What lines below include the word "value"? Copy each one.

*** Dataset entries Section Begins ***

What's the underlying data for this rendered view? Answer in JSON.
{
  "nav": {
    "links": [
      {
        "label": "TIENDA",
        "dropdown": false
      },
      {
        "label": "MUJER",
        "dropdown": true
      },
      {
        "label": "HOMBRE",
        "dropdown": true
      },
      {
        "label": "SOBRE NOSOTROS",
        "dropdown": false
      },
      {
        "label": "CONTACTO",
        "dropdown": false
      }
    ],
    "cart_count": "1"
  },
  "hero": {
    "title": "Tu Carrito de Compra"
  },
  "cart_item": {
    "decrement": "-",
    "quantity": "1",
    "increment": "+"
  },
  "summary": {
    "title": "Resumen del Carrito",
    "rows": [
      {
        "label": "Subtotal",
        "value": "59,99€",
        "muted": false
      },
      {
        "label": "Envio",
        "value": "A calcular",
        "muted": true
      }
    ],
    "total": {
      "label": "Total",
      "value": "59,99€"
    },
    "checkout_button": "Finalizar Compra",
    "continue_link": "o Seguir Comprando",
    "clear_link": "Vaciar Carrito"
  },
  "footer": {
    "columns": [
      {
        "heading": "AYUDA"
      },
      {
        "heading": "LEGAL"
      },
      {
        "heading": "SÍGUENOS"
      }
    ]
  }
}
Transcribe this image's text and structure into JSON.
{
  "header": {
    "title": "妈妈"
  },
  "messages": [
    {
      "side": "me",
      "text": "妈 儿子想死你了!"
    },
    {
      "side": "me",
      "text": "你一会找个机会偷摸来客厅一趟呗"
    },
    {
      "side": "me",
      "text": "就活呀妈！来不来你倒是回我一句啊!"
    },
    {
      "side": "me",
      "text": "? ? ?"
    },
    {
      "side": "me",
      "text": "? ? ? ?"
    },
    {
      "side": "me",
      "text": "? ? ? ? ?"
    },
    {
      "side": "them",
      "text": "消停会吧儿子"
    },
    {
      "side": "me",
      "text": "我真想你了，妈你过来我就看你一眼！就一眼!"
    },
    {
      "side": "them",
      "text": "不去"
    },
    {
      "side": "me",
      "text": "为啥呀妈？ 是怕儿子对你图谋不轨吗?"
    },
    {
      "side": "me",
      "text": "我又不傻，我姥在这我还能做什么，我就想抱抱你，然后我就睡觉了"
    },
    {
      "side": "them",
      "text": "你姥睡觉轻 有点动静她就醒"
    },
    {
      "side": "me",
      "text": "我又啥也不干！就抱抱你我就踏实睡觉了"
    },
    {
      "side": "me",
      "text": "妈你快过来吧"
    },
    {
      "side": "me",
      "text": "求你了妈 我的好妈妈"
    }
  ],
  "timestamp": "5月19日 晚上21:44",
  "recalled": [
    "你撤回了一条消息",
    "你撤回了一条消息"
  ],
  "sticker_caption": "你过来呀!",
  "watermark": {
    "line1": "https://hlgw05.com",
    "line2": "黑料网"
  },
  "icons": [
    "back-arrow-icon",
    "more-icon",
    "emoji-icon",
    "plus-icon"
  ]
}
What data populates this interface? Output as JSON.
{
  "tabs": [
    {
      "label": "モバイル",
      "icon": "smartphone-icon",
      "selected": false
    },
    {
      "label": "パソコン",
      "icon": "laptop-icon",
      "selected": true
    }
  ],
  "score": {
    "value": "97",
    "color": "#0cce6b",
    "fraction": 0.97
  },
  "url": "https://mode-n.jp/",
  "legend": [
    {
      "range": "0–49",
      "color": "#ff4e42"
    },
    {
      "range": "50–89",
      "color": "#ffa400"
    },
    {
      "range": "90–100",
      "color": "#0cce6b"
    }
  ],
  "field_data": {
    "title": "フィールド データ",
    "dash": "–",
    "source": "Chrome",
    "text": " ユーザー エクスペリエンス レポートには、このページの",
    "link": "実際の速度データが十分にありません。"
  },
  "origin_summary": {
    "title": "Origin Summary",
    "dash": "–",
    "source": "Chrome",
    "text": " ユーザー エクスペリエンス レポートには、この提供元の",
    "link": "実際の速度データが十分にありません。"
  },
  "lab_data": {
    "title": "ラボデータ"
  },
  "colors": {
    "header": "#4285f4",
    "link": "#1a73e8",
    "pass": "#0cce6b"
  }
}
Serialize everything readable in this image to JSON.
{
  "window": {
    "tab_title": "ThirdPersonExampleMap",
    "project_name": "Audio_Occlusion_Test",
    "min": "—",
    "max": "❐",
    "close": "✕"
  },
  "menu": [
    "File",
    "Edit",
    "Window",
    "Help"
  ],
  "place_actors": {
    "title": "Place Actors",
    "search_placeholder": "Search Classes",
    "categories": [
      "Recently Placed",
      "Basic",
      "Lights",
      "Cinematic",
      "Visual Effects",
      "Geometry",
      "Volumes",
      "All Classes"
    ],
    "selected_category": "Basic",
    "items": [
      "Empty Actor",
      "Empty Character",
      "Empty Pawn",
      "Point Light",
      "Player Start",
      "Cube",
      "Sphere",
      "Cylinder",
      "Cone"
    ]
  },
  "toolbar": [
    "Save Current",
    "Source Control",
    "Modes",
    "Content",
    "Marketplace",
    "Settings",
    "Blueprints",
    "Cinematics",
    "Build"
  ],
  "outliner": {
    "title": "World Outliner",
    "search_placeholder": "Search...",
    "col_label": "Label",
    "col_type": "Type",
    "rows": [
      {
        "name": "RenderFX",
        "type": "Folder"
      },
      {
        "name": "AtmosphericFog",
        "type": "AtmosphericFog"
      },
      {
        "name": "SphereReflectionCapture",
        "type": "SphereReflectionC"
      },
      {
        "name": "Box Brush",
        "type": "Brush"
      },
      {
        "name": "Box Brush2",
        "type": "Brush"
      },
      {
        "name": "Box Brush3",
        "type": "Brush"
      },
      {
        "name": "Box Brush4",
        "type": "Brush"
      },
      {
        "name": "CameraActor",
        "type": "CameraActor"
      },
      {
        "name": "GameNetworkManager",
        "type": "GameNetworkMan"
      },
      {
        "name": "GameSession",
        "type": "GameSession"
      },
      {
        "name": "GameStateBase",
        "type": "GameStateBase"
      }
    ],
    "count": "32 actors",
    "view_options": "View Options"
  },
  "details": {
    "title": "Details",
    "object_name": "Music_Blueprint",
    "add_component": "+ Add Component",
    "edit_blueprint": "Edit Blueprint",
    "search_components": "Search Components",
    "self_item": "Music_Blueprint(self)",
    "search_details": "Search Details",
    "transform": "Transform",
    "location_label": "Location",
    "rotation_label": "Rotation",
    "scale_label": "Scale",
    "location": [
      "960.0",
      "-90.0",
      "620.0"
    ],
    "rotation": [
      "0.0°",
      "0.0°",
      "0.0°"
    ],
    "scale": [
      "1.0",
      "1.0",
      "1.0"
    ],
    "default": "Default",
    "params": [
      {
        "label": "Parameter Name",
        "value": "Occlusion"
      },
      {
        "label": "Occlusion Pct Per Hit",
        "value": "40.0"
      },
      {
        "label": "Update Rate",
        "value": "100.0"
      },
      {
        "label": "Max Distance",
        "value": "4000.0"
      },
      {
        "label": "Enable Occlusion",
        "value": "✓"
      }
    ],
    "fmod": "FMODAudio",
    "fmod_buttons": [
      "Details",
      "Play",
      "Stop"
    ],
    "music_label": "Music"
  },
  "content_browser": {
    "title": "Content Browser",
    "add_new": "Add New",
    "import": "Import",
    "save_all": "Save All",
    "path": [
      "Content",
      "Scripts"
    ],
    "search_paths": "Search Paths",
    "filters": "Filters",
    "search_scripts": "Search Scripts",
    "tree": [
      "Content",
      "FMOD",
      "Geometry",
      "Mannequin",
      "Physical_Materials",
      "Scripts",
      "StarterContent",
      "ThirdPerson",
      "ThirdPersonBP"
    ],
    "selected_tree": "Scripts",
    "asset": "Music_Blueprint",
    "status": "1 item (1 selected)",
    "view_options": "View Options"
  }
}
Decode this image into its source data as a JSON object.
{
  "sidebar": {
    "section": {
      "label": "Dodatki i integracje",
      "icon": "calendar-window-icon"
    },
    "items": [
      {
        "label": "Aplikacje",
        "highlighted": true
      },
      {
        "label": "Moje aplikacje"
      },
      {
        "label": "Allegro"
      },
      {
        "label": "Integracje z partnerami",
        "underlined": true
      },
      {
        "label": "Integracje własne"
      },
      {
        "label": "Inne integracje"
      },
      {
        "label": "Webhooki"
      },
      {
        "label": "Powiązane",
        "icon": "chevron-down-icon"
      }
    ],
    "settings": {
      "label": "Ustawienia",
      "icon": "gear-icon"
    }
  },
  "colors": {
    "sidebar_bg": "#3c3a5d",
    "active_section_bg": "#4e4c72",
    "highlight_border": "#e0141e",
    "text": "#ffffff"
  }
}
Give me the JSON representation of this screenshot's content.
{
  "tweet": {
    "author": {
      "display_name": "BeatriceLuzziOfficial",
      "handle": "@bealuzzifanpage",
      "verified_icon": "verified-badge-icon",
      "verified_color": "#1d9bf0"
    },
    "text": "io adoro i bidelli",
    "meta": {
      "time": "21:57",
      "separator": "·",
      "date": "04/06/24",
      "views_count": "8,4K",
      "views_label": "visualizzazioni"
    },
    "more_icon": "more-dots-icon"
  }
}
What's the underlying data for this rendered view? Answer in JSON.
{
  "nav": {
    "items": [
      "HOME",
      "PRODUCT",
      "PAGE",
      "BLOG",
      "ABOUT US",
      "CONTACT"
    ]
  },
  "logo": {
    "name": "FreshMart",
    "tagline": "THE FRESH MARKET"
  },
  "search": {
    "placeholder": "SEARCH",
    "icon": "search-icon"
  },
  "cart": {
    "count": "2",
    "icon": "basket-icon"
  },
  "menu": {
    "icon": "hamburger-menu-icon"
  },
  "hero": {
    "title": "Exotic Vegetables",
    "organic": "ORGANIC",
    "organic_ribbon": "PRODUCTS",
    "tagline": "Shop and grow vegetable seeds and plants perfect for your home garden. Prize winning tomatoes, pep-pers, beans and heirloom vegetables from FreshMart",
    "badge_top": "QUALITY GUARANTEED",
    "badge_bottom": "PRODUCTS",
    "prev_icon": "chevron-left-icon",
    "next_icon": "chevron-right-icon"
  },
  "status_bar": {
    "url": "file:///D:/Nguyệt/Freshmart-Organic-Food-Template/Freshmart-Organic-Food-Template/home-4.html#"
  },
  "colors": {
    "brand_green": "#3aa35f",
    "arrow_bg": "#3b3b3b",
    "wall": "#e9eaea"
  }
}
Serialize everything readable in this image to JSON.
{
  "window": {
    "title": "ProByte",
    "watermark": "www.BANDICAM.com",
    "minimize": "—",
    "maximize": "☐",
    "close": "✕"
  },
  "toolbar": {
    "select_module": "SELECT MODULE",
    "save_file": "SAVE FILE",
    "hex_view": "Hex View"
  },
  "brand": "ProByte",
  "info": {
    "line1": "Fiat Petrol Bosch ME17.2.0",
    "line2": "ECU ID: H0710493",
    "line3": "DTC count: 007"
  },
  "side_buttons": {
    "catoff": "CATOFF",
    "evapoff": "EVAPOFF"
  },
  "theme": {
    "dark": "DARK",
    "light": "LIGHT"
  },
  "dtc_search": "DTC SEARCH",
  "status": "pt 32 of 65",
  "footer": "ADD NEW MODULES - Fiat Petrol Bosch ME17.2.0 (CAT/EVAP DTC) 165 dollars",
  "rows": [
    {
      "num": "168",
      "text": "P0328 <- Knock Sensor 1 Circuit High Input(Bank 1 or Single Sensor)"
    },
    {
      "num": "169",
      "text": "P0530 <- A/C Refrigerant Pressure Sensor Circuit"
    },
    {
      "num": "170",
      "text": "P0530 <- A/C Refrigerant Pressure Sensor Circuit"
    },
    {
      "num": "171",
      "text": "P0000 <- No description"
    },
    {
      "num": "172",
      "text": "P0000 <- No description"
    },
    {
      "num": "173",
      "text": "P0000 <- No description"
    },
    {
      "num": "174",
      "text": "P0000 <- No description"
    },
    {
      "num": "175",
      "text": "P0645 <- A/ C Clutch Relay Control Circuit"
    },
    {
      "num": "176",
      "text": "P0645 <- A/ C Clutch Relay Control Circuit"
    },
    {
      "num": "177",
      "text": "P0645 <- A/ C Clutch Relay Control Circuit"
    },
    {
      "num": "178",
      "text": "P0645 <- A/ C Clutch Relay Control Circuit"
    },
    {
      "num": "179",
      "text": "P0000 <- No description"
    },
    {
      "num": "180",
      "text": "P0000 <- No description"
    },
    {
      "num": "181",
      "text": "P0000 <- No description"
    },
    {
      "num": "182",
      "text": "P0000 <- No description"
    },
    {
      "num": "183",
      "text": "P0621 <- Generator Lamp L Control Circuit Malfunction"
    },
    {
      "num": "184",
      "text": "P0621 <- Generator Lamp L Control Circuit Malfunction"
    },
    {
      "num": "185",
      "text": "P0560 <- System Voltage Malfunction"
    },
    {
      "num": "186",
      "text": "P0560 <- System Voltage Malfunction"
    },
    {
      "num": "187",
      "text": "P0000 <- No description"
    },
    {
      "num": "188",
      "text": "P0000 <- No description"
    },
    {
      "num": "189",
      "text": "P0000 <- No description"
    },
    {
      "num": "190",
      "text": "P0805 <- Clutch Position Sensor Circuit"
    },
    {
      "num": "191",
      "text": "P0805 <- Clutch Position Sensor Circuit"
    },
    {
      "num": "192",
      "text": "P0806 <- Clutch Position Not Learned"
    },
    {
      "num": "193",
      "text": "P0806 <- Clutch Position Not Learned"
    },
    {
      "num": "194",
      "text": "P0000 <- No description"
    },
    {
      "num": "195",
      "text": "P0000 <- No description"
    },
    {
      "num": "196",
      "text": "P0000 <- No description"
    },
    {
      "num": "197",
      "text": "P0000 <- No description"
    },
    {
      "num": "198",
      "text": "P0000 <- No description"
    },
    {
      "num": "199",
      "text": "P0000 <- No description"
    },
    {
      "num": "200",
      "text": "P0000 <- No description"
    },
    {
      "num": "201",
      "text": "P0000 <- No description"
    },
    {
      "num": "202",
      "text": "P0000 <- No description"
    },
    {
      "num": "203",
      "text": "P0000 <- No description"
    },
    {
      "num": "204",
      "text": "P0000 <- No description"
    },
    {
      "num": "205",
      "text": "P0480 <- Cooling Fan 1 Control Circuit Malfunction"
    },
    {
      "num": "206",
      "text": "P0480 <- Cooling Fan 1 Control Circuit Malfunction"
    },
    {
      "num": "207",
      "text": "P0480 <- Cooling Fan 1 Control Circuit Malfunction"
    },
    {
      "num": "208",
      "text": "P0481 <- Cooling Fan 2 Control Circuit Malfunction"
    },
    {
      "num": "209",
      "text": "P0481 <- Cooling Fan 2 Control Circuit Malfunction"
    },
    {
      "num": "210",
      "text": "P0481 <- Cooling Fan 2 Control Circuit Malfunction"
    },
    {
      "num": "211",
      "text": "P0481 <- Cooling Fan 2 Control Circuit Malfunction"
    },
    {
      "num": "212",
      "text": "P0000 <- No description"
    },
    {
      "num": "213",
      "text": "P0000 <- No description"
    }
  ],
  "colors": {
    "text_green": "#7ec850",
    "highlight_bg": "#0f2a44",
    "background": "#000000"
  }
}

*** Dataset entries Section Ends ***

Your solution:
        "value": "59,99€",
        "value": "A calcular",
      "value": "59,99€"
    "value": "97",
        "value": "Occlusion"
        "value": "40.0"
        "value": "100.0"
        "value": "4000.0"
        "value": "✓"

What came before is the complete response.